¶8 Although appellant does not argue it in the body of his proposition, he also claims in the heading to it that the trial court erred in failing to act on appellant's motion to produce. Appellant's motion requested that the State be required to produce the two victims for an interview. Appellant has produced no evidence to show that the State actively refused such a request, nor has he presented authority relating to this proposition of error. This court will not consider on review arguments which are neither presented clearly nor supported properly. Wolfenbarger v. State, 710 P.2d 114, 116 (Okla. Crim. App. 1985), cert. denied, 476 U.S. 1182, 106 S. Ct. 2915, 91 L. Ed. 2d 544 (1986). However, even had such a denial occurred, there would still be no constitutional violation.
¶9 The holding in Brady v. Maryland, 373 U.S. 83, 83 S. Ct. 1194, 10 L. Ed. 2d 215 (1963) "requires disclosure only of evidence that is both favorable to the accused and material either to guilt or punishment." United States v. Bagley, 473 U.S. 667, 674, 105 S. Ct. 3375, 3379, 87 L. Ed. 2d 481 (1985). Implicit in that holding is the concern that "the suppressed evidence might have affected the outcome of the trial." Id. at 674-75, 105 S. Ct. at 3380 (citing United States v. Agurs, 427 U.S. 97, 104, 96 S. Ct. 2392, 2397, 49 L. Ed. 2d 342 (1976)). See also Hill v. State, 672 P.2d 308, 311 (Okla. Crim. App. 1983), cert. denied, 465 U.S. 1106, 104 S. Ct. 1609, 80 L. Ed. 2d 138 (1984). We fail to see how evidence from the victims in appellant's case could have been "favorable" to appellant, or how it would have affected the outcome of the trial. It would have been difficult for counsel to interview the young men here. One was unable to testify at all as a result of his injuries. The other suffered severe aphasia roughly described as an inability to correctly use language skills, although his memory and thought processes were unaffected. At trial, victim Lewis was able to give a few basic personal facts and identified appellant as the man who had shot him. Beyond that, he was limited in his ability to express himself. Despite these limitations, he maintained during cross examination that appellant had shot him. Such evidence can hardly be considered favorable to appellant. Therefore, appellant's contention that the trial court erred in failing to act on his motion to produce is without merit.

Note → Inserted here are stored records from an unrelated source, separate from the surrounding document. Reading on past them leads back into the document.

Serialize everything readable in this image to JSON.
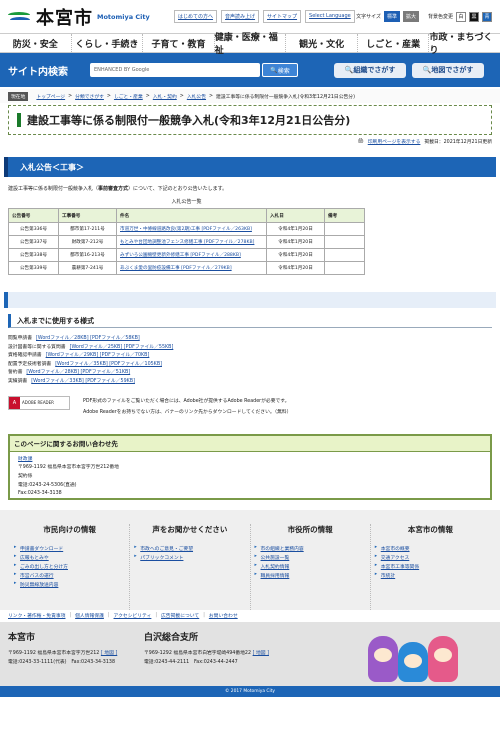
{
  "header": {
    "logo_name": "本宮市",
    "logo_sub": "Motomiya City",
    "links": [
      "はじめての方へ",
      "音声読み上げ",
      "サイトマップ",
      "Select Language"
    ],
    "font_size_label": "文字サイズ",
    "font_std": "標準",
    "font_large": "拡大",
    "bg_label": "背景色変更",
    "bg_white": "白",
    "bg_black": "黒",
    "bg_blue": "青"
  },
  "nav": [
    "防災・安全",
    "くらし・手続き",
    "子育て・教育",
    "健康・医療・福祉",
    "観光・文化",
    "しごと・産業",
    "市政・まちづくり"
  ],
  "search": {
    "title": "サイト内検索",
    "placeholder": "ENHANCED BY Google",
    "button": "検索",
    "org_button": "組織でさがす",
    "map_button": "地図でさがす"
  },
  "breadcrumb": {
    "here": "現在地",
    "items": [
      "トップページ",
      "分類でさがす",
      "しごと・産業",
      "入札・契約",
      "入札公告",
      "建設工事等に係る制限付一般競争入札(令和3年12月21日公告分)"
    ]
  },
  "page_title": "建設工事等に係る制限付一般競争入札(令和3年12月21日公告分)",
  "print": {
    "link": "印刷用ページを表示する",
    "date": "掲載日：2021年12月21日更新"
  },
  "section1": "入札公告＜工事＞",
  "intro_pre": "建設工事等に係る制限付一般競争入札（",
  "intro_bold": "事前審査方式",
  "intro_post": "）について、下記のとおり公告いたします。",
  "table_caption": "入札公告一覧",
  "table": {
    "headers": [
      "公告番号",
      "工事番号",
      "件名",
      "入札日",
      "備考"
    ],
    "rows": [
      [
        "公告第336号",
        "都市第17-211号",
        "市道万世・中條線道路改良(第2期)工事 [PDFファイル／263KB]",
        "令和4年1月20日",
        ""
      ],
      [
        "公告第337号",
        "財政第7-212号",
        "もとみや台団地調整池フェンス修繕工事 [PDFファイル／278KB]",
        "令和4年1月20日",
        ""
      ],
      [
        "公告第338号",
        "都市第16-213号",
        "みずいろ公園擁壁更新外修繕工事 [PDFファイル／288KB]",
        "令和4年1月20日",
        ""
      ],
      [
        "公告第339号",
        "農耕第7-241号",
        "あぶくま愛の里防疫設備工事 [PDFファイル／279KB]",
        "令和4年1月20日",
        ""
      ]
    ]
  },
  "section2": "入札までに使用する様式",
  "forms": [
    {
      "label": "閲覧申請書",
      "links": "[Wordファイル／28KB] [PDFファイル／58KB]"
    },
    {
      "label": "設計図書等に関する質問書",
      "links": "[Wordファイル／25KB] [PDFファイル／55KB]"
    },
    {
      "label": "資格確認申請書",
      "links": "[Wordファイル／29KB] [PDFファイル／70KB]"
    },
    {
      "label": "配置予定技術者調書",
      "links": "[Wordファイル／35KB] [PDFファイル／105KB]"
    },
    {
      "label": "誓約書",
      "links": "[Wordファイル／28KB] [PDFファイル／51KB]"
    },
    {
      "label": "実績調書",
      "links": "[Wordファイル／33KB] [PDFファイル／59KB]"
    }
  ],
  "adobe": {
    "badge": "ADOBE READER",
    "line1": "PDF形式のファイルをご覧いただく場合には、Adobe社が提供するAdobe Readerが必要です。",
    "line2": "Adobe Readerをお持ちでない方は、バナーのリンク先からダウンロードしてください。（無料）"
  },
  "contact": {
    "title": "このページに関するお問い合わせ先",
    "dept": "財政課",
    "address": "〒969-1192 福島県本宮市本宮字万世212番地",
    "office": "契約係",
    "tel": "電話:0243-24-5306(直通)",
    "fax": "Fax:0243-34-3138"
  },
  "footer_nav": [
    {
      "title": "市民向けの情報",
      "items": [
        "申請書ダウンロード",
        "広報もとみや",
        "ごみの出し方と分け方",
        "市営バスの運行",
        "防災無線放送内容"
      ]
    },
    {
      "title": "声をお聞かせください",
      "items": [
        "市政へのご意見・ご要望",
        "パブリックコメント"
      ]
    },
    {
      "title": "市役所の情報",
      "items": [
        "市の組織と業務内容",
        "公共施設一覧",
        "入札契約情報",
        "職員採用情報"
      ]
    },
    {
      "title": "本宮市の情報",
      "items": [
        "本宮市の概要",
        "交通アクセス",
        "本宮市工事等関係",
        "市統計"
      ]
    }
  ],
  "footer_bar": [
    "リンク・著作権・免責事項",
    "個人情報保護",
    "アクセシビリティ",
    "広告掲載について",
    "お問い合わせ"
  ],
  "footer_info": {
    "city": "本宮市",
    "city_addr": "〒969-1192 福島県本宮市本宮字万世212",
    "city_map": "[ 地図 ]",
    "city_tel": "電話:0243-33-1111(代表)　Fax:0243-34-3138",
    "branch": "白沢総合支所",
    "branch_addr": "〒969-1292 福島県本宮市白岩字堤崎494番地22",
    "branch_map": "[ 地図 ]",
    "branch_tel": "電話:0243-44-2111　Fax:0243-44-2447"
  },
  "copyright": "© 2017 Motomiya City"
}
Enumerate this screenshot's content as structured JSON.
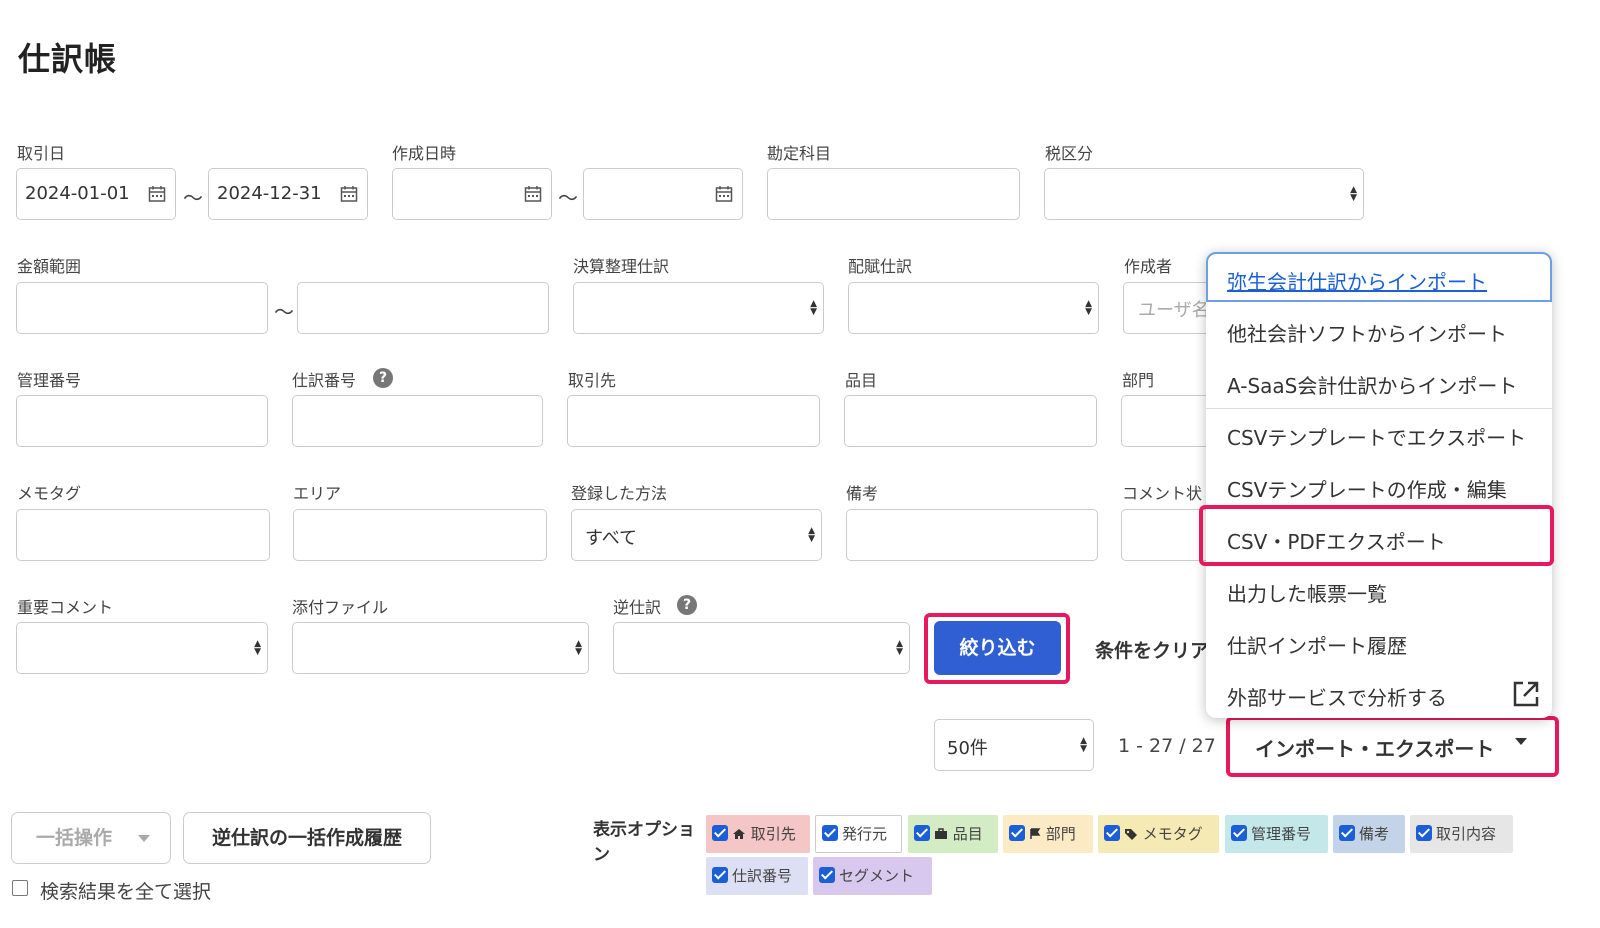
{
  "page": {
    "title": "仕訳帳"
  },
  "filters": {
    "torihikibi": {
      "label": "取引日",
      "from": "2024-01-01",
      "to": "2024-12-31"
    },
    "sakusei_nichiji": {
      "label": "作成日時"
    },
    "kanjo_kamoku": {
      "label": "勘定科目"
    },
    "zei_kubun": {
      "label": "税区分"
    },
    "kingaku_hani": {
      "label": "金額範囲"
    },
    "kessan_seiri": {
      "label": "決算整理仕訳"
    },
    "haifu_shiwake": {
      "label": "配賦仕訳"
    },
    "sakuseisha": {
      "label": "作成者",
      "placeholder": "ユーザ名"
    },
    "kanri_bango": {
      "label": "管理番号"
    },
    "shiwake_bango": {
      "label": "仕訳番号"
    },
    "torihikisaki": {
      "label": "取引先"
    },
    "hinmoku": {
      "label": "品目"
    },
    "bumon": {
      "label": "部門"
    },
    "memo_tag": {
      "label": "メモタグ"
    },
    "area": {
      "label": "エリア"
    },
    "toroku_hoho": {
      "label": "登録した方法",
      "value": "すべて"
    },
    "biko": {
      "label": "備考"
    },
    "comment": {
      "label": "コメント状"
    },
    "juyo_comment": {
      "label": "重要コメント"
    },
    "tenpu_file": {
      "label": "添付ファイル"
    },
    "gyaku_shiwake": {
      "label": "逆仕訳"
    },
    "tilde": "〜",
    "help_mark": "?"
  },
  "actions": {
    "filter_button": "絞り込む",
    "clear_button": "条件をクリア",
    "per_page": "50件",
    "range": "1 - 27 / 27",
    "import_export_button": "インポート・エクスポート",
    "bulk_button": "一括操作",
    "reverse_history_button": "逆仕訳の一括作成履歴",
    "select_all_label": "検索結果を全て選択"
  },
  "menu": {
    "items": [
      "弥生会計仕訳からインポート",
      "他社会計ソフトからインポート",
      "A-SaaS会計仕訳からインポート",
      "CSVテンプレートでエクスポート",
      "CSVテンプレートの作成・編集",
      "CSV・PDFエクスポート",
      "出力した帳票一覧",
      "仕訳インポート履歴",
      "外部サービスで分析する"
    ]
  },
  "display_options": {
    "label": "表示オプション",
    "chips": [
      {
        "label": "取引先",
        "icon": "home-icon",
        "color": "#f4c6c6"
      },
      {
        "label": "発行元",
        "icon": "",
        "color": "#ffffff"
      },
      {
        "label": "品目",
        "icon": "briefcase-icon",
        "color": "#d4ecc4"
      },
      {
        "label": "部門",
        "icon": "flag-icon",
        "color": "#fbeac4"
      },
      {
        "label": "メモタグ",
        "icon": "tag-icon",
        "color": "#f6eab4"
      },
      {
        "label": "管理番号",
        "icon": "",
        "color": "#c4e8ea"
      },
      {
        "label": "備考",
        "icon": "",
        "color": "#c4d4e8"
      },
      {
        "label": "取引内容",
        "icon": "",
        "color": "#e6e6e6"
      },
      {
        "label": "仕訳番号",
        "icon": "",
        "color": "#dde0f4"
      },
      {
        "label": "セグメント",
        "icon": "",
        "color": "#d8c8ee"
      }
    ]
  },
  "colors": {
    "primary": "#2f5fd3",
    "highlight": "#e8185c",
    "link": "#1a5fd6"
  }
}
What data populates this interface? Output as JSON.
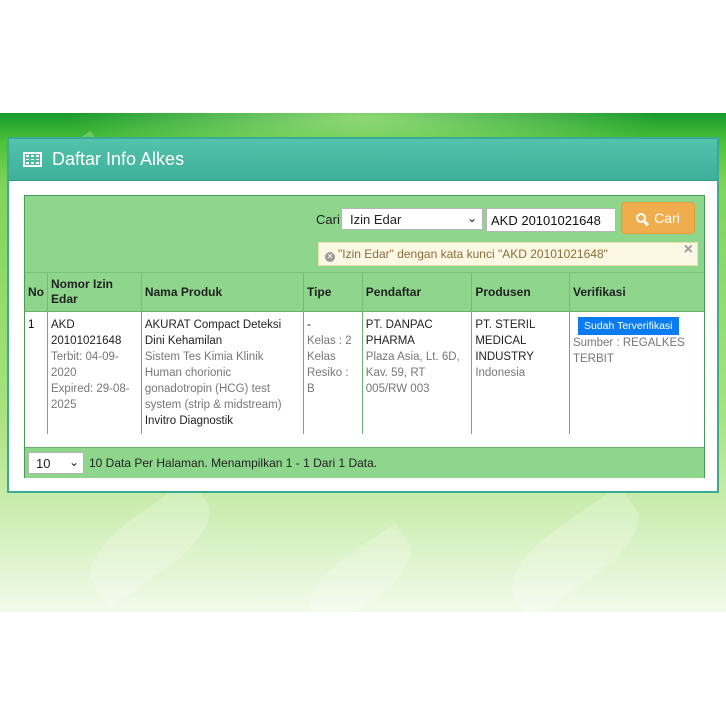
{
  "panel": {
    "title": "Daftar Info Alkes"
  },
  "search": {
    "label": "Cari",
    "field_selected": "Izin Edar",
    "query": "AKD 20101021648",
    "button_label": "Cari",
    "info_message": "\"Izin Edar\" dengan kata kunci \"AKD 20101021648\""
  },
  "table": {
    "headers": [
      "No",
      "Nomor Izin Edar",
      "Nama Produk",
      "Tipe",
      "Pendaftar",
      "Produsen",
      "Verifikasi"
    ],
    "rows": [
      {
        "no": "1",
        "nomor": "AKD 20101021648",
        "terbit": "Terbit: 04-09-2020",
        "expired": "Expired: 29-08-2025",
        "produk_nama": "AKURAT Compact Deteksi Dini Kehamilan",
        "produk_desc": "Sistem Tes Kimia Klinik Human chorionic gonadotropin (HCG) test system (strip & midstream)",
        "produk_kategori": "Invitro Diagnostik",
        "tipe_dash": "-",
        "tipe_kelas": "Kelas : 2 Kelas Resiko : B",
        "pendaftar_nama": "PT. DANPAC PHARMA",
        "pendaftar_alamat": "Plaza Asia, Lt. 6D, Kav. 59, RT 005/RW 003",
        "produsen_nama": "PT. STERIL MEDICAL INDUSTRY",
        "produsen_negara": "Indonesia",
        "verifikasi_badge": "Sudah Terverifikasi",
        "verifikasi_sumber": "Sumber : REGALKES TERBIT"
      }
    ]
  },
  "footer": {
    "per_page": "10",
    "summary": "10 Data Per Halaman. Menampilkan 1 - 1 Dari 1 Data."
  },
  "colors": {
    "header_teal": "#3eaf98",
    "table_green": "#8dd68c",
    "button_orange": "#f0ad4e",
    "badge_blue": "#0a7cf0"
  },
  "icons": [
    "table-grid-icon",
    "search-icon",
    "x-circle-icon",
    "close-icon",
    "chevron-down-icon"
  ]
}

¶10 For his final proposition, appellant states that his life sentence was excessive [751 P.2d 769] and should be modified. Appellant's sentence is within the statutory limits imposed by 21 O.S. 1981 § 652 [21-652]. The evidence here amply supports the verdict of the jury and the record is otherwise free from error which would justify a modification. Under these circumstances, a judgment and sentence will be affirmed. Fincher v. State, 711 P.2d 940, 942-43 (Okla. Crim. App. 1985).
¶11 Accordingly, appellant's conviction is AFFIRMED.
BRETT, P.J., and BUSSEY, J., concur.